First Solar had one Hell of a second quarter. The thin film solar maker began installing the first tools to make its large-format Series 6 in its Ohio factory, while also selling its Switch Station solar project to EDF. But what really changed First Solar’s current situation is the unexpected boon that the company has received from Suniva’s Section 201 trade filing, which has led to the hoarding of modules in anticipation of potential import tariffs and/or restrictions.
Since its last earnings call, First Solar reports 1.5 GW of module bookings, between third-party sales and new projects. This brings it to year-to-date bookings of 2.1 GW, which means that First Solar could be running low on modules to sell, as it shuts production lines down to prepare for the switch to Series 6.
“There is a tremendous amount of demand right now, across all segments of the market,” noted CEO Mark Widmar on the company’s results call.
When all the current bookings are measured against supply for 2017 and 2018, First Solar expects to only have 300 to 500 MW of Series 4 supply left over. The company has clearly seen that despite its desire to move quickly to Series 6, that Series 4 is still selling well.
But the truth is that First Solar doesn’t want to pass up either opportunity, and as a result it is increasing its investment. The company now plans to install Series 6 production equipment in its idled Vietnam factory, and is considering running Series 4 a little longer than previously planned in its enormous facility in Kulim, Malaysia.
And when the company spends the full billion dollars that it is planning for re-tooling, First Solar should have nearly 4 GW of annual capacity across its fleet by the end of 2019. This includes the 1 GW of Series 4 that the company has said it will retain, a number which it is considering increasing.
Prices and profit
Prices haven’t been bad either. While First Solar notes that solar module prices are still affected by a persistent global oversupply, CEO Widmar says that as a result of the hoarding in advance of a Section 201 decision “pricing has firmed up.” This is good news for First Solar, with no real downside, as its thin-film modules are exempt from any trade action that could result from the Section 201 case.
The result of both higher bookings and higher prices made for a good quarter for First Solar. The company’s sales were down 39% year-over-year due in part to shuttered lines and in part to fewer project sales, but despite $18 million in restructuring and asset impairment charges, First Solar still pulled off a positive operating margin and a net profit of $52 million.
This is not bad at all for a company in the middle of retooling. In addition to the benefit from third-party module sales, First Solar appears to be happy with the price it got for its Switch Station project, which it notes was higher than it would have recieved from yieldco 8point3 Energy Partners.
First Solar pulled back from 8point3 as it decided to chose to undergo the massive retooling to move to Series 6, and now the yieldco is undergoing a strategic review to decide what path to take forward. In the interim it isn’t picking up more projects, which is freeing up First Solar to sell its projects on the open market, which the company says if offering higher returns.

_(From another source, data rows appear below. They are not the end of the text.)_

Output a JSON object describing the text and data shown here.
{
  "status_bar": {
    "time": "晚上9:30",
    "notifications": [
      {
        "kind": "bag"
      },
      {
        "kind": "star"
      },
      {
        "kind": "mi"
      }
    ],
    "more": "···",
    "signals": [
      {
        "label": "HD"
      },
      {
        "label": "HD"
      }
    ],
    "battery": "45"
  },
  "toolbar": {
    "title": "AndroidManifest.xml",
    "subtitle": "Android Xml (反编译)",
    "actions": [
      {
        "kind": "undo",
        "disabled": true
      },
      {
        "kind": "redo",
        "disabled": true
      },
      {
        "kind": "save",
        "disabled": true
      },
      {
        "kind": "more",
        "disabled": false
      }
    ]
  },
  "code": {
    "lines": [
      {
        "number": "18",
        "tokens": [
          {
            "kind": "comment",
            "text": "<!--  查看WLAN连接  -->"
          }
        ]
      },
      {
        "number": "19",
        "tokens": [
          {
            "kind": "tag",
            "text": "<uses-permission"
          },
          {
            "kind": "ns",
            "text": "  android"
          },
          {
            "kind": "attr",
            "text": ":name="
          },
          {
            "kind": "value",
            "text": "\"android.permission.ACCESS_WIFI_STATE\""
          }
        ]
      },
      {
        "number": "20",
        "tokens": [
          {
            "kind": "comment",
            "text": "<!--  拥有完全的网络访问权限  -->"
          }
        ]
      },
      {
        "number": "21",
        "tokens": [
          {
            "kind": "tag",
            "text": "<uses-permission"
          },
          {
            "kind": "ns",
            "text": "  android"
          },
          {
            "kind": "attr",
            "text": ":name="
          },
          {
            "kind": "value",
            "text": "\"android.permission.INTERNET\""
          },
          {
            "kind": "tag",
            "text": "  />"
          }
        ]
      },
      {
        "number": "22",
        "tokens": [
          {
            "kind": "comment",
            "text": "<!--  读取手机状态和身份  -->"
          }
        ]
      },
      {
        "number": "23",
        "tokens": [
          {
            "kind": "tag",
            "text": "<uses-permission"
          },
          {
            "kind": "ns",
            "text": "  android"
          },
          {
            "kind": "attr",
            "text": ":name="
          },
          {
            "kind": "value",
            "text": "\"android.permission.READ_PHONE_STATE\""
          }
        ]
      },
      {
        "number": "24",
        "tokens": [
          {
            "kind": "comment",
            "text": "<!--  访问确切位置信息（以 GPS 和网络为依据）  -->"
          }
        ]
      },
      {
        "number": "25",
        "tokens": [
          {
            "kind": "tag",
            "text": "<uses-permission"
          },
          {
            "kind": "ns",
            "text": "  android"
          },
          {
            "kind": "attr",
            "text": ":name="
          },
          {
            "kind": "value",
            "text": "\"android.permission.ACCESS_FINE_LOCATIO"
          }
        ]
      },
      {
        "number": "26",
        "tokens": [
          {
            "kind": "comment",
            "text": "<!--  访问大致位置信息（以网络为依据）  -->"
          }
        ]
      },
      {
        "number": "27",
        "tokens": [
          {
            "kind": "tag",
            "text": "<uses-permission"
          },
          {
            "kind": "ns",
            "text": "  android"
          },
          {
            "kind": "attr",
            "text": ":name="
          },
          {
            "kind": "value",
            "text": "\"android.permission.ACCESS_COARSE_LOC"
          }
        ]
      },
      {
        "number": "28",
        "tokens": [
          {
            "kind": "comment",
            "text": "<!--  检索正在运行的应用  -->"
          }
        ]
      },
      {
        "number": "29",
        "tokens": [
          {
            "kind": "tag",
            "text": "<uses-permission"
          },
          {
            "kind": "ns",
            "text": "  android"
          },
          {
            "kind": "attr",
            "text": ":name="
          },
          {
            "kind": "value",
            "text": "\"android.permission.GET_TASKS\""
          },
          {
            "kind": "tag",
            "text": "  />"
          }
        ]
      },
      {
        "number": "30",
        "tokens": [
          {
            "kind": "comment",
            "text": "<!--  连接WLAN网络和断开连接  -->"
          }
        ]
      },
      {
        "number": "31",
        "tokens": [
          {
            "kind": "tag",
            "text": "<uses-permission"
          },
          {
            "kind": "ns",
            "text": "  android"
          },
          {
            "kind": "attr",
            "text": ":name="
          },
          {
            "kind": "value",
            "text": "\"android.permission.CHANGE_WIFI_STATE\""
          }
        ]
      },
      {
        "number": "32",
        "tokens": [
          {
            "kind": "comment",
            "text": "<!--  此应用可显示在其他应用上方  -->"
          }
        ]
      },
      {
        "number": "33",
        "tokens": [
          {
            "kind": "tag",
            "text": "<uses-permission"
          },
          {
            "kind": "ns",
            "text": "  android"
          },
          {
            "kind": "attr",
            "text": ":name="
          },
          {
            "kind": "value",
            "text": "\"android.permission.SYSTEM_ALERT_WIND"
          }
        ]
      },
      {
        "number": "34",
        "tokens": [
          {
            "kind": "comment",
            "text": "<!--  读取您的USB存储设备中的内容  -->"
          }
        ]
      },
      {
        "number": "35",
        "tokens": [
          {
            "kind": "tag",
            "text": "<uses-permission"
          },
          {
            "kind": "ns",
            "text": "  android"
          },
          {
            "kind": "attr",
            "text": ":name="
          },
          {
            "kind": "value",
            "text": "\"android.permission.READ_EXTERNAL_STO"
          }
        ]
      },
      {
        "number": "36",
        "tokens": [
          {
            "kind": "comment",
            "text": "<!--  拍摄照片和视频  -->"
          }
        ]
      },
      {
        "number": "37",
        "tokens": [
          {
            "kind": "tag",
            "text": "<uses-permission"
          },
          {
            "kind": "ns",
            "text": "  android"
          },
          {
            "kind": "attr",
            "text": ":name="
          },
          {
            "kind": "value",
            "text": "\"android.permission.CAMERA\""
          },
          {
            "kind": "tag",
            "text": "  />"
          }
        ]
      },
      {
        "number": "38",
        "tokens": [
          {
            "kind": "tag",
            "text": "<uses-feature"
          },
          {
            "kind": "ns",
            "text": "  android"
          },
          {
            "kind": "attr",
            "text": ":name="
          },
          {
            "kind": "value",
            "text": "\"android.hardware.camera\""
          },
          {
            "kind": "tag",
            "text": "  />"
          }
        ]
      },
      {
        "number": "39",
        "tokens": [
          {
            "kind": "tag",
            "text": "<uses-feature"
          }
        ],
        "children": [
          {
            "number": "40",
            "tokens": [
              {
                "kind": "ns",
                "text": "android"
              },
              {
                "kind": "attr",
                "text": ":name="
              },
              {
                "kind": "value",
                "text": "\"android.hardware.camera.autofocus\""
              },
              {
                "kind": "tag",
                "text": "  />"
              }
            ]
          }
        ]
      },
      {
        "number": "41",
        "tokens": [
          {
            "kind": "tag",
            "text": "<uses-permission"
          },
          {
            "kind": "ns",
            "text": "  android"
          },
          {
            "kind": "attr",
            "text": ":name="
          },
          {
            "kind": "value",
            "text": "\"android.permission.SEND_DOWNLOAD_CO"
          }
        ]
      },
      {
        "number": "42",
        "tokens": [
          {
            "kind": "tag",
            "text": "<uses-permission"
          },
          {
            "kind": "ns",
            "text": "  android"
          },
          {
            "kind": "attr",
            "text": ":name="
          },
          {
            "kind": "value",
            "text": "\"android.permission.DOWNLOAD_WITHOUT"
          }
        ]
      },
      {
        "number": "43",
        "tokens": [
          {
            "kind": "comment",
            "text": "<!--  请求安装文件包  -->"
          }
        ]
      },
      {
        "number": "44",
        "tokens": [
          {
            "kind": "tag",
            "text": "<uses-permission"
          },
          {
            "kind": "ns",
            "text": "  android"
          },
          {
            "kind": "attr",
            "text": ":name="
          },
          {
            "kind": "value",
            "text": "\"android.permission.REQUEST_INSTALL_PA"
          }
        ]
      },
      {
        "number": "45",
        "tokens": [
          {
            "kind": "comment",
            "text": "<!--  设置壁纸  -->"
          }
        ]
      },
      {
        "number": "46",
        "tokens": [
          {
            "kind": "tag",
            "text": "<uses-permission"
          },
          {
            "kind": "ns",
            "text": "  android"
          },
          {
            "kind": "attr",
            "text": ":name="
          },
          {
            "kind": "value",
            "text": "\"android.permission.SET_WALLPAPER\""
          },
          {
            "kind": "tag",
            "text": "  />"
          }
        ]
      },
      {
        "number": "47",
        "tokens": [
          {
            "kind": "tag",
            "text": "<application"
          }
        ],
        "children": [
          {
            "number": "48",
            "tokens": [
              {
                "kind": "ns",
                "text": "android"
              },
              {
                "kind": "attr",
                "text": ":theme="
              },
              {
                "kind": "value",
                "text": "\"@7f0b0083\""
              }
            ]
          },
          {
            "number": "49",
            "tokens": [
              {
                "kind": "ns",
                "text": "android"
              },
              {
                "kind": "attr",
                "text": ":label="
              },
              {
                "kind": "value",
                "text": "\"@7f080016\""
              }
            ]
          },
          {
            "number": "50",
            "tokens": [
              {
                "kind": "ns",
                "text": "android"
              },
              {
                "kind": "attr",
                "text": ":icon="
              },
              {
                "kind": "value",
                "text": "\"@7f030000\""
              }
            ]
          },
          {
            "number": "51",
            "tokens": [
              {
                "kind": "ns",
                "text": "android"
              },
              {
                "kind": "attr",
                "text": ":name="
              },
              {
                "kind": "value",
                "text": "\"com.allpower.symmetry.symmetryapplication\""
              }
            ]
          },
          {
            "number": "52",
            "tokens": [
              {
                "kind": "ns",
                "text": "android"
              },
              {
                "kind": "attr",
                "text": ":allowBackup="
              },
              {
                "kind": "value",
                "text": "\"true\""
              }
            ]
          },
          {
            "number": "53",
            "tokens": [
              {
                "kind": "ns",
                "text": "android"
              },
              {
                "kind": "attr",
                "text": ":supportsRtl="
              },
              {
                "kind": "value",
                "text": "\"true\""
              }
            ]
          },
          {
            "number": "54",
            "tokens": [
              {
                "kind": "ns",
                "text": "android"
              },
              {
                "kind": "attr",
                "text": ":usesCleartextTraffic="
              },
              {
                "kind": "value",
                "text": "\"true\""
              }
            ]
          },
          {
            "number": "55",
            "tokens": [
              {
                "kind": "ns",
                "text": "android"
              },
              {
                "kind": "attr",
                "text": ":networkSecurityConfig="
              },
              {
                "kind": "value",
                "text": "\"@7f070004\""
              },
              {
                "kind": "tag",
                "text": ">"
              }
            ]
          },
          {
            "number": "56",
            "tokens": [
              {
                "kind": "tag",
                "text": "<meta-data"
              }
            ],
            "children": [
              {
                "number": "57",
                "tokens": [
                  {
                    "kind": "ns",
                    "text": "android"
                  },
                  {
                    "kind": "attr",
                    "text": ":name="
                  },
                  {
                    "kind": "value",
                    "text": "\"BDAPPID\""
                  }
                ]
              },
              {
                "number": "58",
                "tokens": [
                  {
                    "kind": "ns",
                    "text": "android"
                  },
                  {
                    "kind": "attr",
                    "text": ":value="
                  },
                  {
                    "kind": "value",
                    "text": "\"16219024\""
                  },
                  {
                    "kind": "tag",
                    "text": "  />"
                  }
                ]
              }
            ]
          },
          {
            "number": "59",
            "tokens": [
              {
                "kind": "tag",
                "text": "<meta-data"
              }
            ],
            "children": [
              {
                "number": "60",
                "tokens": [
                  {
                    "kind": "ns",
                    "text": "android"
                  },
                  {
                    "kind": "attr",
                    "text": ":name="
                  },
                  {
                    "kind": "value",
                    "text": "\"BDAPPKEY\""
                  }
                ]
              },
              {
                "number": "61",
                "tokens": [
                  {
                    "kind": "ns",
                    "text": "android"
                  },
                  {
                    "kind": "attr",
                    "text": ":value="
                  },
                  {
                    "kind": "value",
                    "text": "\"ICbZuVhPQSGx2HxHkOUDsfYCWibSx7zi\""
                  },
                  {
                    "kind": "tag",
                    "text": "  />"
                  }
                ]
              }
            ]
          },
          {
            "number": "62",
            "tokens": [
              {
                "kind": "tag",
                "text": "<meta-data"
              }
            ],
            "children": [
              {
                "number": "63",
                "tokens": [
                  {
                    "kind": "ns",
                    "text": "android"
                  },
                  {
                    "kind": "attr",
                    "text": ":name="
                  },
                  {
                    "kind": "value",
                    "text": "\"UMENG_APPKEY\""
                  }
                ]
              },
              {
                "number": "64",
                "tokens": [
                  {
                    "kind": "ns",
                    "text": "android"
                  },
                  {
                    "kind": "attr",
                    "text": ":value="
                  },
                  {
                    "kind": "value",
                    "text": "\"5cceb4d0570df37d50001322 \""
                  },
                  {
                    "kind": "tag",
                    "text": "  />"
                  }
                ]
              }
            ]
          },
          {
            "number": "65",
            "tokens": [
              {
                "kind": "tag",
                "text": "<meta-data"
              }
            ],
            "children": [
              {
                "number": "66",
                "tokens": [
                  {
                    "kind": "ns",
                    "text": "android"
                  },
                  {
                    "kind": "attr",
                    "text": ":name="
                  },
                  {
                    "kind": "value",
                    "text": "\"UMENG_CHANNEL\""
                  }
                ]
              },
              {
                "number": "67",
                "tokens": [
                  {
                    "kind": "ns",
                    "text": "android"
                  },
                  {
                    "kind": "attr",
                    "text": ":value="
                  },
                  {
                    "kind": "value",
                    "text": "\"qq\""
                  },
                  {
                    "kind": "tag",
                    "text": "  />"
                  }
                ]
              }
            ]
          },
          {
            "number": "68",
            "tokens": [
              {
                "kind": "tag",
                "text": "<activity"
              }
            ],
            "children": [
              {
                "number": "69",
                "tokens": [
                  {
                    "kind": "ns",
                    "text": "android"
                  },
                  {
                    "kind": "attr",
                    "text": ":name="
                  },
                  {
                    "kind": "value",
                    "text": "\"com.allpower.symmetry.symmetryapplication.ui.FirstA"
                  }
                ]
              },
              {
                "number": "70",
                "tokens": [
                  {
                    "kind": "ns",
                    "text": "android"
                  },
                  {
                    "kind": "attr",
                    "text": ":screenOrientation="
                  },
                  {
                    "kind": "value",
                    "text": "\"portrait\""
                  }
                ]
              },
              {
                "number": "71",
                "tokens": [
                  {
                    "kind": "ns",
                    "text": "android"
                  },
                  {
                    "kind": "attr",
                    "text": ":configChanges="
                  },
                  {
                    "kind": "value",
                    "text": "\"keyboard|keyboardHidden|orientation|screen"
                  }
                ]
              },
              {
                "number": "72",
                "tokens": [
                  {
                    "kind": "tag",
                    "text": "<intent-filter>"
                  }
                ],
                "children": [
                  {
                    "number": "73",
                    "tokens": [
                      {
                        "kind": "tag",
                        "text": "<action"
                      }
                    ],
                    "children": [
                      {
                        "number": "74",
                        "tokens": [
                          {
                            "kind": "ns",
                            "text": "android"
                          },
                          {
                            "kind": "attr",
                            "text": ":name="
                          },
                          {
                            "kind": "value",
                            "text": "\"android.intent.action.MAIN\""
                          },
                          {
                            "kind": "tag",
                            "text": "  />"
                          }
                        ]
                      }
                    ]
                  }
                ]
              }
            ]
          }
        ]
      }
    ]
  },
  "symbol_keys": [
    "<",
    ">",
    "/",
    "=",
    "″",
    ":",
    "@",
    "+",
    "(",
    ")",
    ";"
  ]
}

All of these factors combined have cause First Solar to up its guidance for the rest of the year, in terms of shipments, revenues, margins, profitability and cash balance. The most dramatic change is in operating income. Before First Solar was not sure if it would be in the red or the black in 2017, but now expects $115-$180 million in operating income, with $600 million more in net cash balance, in part due to reduced capital expenditures.
However, the company is clear that none of the many changes it is seeing are slowing down its timeline for moving to its large-format Series 6. “If there is any delay to S6, we don’t want to do that,” notes Widmar.